%%
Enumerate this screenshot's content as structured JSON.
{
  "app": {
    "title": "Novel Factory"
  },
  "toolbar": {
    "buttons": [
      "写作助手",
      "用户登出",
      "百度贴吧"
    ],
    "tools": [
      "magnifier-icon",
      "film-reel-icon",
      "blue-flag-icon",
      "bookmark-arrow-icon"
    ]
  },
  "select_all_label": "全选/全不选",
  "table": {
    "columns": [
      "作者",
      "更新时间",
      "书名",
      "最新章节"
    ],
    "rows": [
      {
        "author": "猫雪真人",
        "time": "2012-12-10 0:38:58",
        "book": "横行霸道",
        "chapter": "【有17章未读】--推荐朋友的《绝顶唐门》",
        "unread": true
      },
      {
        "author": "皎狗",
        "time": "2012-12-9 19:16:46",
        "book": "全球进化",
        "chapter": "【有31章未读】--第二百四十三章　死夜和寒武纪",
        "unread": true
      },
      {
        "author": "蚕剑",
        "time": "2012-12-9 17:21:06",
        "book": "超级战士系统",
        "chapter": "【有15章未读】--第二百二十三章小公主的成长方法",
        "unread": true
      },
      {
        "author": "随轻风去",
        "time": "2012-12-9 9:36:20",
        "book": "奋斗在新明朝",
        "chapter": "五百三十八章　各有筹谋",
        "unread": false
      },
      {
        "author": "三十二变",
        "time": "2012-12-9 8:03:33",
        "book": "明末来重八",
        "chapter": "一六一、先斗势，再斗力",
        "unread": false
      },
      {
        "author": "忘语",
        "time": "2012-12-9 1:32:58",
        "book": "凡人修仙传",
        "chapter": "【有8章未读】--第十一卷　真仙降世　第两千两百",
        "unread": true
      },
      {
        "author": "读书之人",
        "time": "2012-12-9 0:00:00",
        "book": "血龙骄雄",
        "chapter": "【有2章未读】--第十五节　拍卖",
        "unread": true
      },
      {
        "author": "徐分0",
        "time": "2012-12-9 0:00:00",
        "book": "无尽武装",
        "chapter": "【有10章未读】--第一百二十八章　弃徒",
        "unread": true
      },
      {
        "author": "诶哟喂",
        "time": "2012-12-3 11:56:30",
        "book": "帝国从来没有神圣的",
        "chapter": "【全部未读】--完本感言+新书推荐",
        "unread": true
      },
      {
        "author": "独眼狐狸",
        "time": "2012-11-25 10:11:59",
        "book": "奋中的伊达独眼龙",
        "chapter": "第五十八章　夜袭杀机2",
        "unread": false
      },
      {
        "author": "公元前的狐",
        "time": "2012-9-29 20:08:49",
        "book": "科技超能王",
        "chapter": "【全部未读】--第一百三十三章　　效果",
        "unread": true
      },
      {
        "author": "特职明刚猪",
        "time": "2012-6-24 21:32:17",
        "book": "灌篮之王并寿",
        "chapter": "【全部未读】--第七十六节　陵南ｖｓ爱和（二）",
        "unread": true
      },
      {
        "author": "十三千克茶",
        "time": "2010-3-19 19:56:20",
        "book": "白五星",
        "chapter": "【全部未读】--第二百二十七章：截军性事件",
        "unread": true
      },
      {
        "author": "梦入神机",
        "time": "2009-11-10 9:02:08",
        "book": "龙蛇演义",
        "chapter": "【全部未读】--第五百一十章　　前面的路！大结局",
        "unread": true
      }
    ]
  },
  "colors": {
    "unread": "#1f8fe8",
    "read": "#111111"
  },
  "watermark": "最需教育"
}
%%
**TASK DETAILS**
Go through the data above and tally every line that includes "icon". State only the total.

**TASK SOLUTION**
4